As a child, my father raised me on 80s metal and action movies, whether it be listening to Queen or watching Arnold Schwarzenegger star in the Terminator, I grew to having an understanding and an appreciation for music and film at a young age. The first real interaction I had with any form of Asian media was watching animes such as Dragon Ball Z, Pokemon and Yu-Gi-Oh, as well as, watching Jackie Chan and Bruce Lee films.
Before watching Gojira, I had never actually seen a Godzilla film before, so I was intrigued to see how the film would be presented, and how much film had changed in the past 60 years. I understood that the film would look campy and very low budget, but in 1954, it was revolutionary and ground-breaking.
Modern film-making tries to make a movie flow seamlessly, utilising today’s technology to splice scenes together to create this flow. It was obvious in this film how jarring each scene was spliced together, continuously hard cutting from one scene to another. However, there is certainly an appreciation for the attempt to make the story of Gojira flow, especially how they actually had to physically cut the film and put scenes together. Something that I really enjoyed was the synchronisation of the soundtrack with the film, something I did not expect from a film made in the 1950s.
The actual story itself is very intriguing, especially using Godzilla as a metaphor for the atomic weapons used by the US in World War II. In my opinion, the set design was fantastic, and created a realistic representation of Tokyo, and was especially impressive how accurate it was without the use of modern day CGI. The Godzilla costume design was another aspect of the film I was impressed with, and the way Haruo Nakajima moved in the costume, really made the character of Godzilla realistic at the time.

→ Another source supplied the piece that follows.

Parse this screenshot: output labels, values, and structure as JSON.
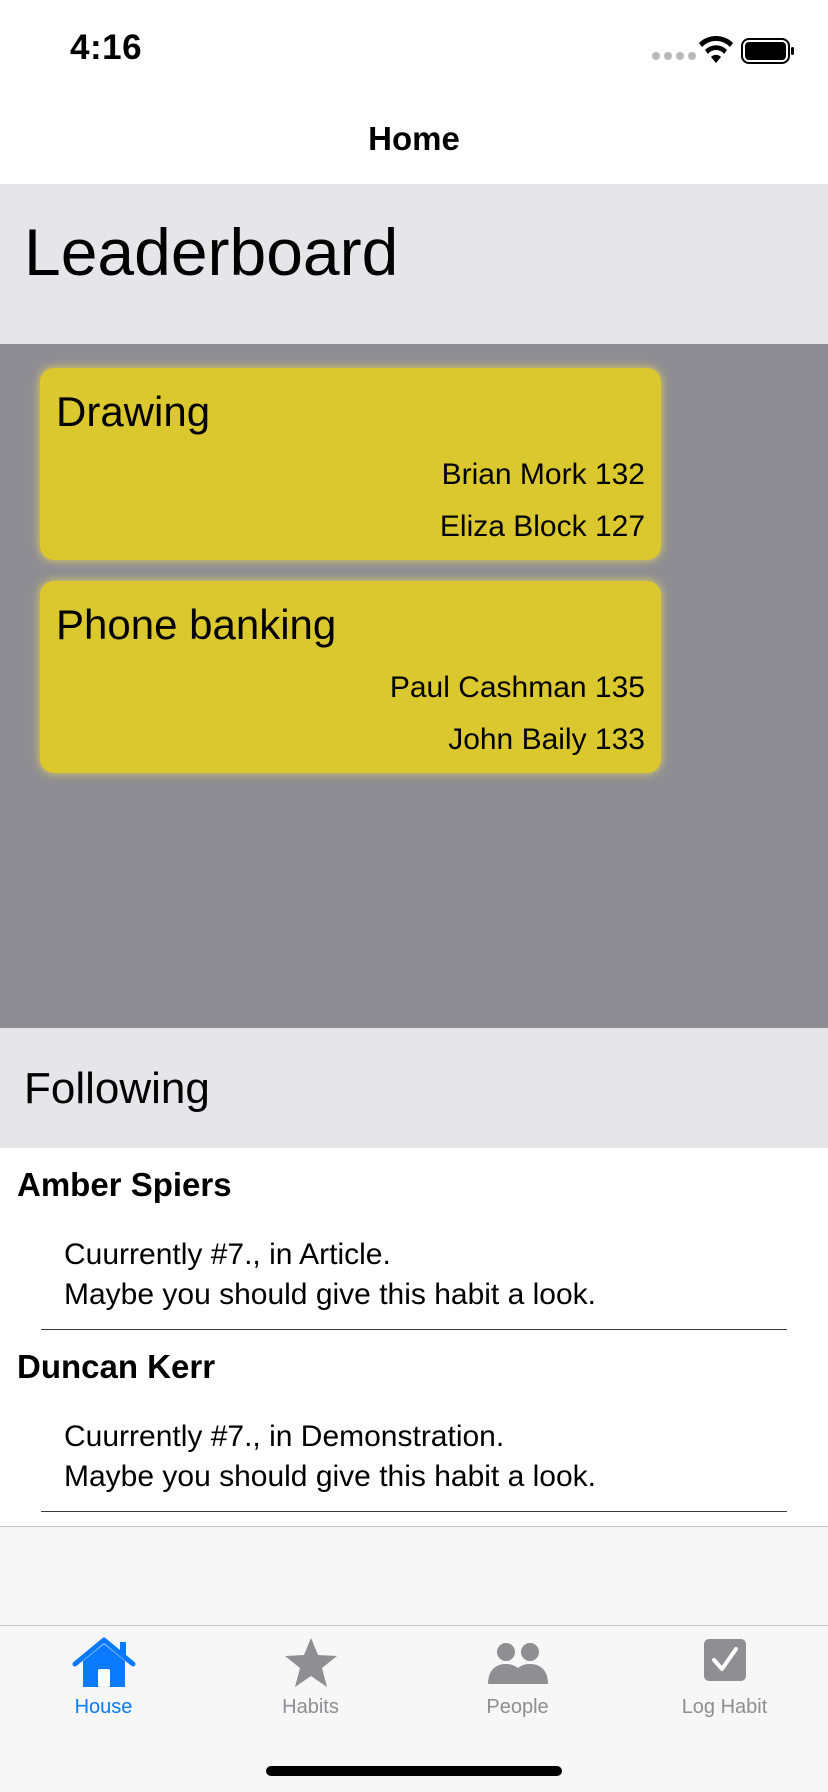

There was one scene in particular that annoyed me, when we see Godzilla under water for the first time, Nakajima is walking in the suit instead of swimming. I know it was a small detail, but it just annoyed me a little.
Gojira was a great way to be introduced with Asian film making and Asian media in general, and is just the beginning into the discovery of the world of Digital Asia.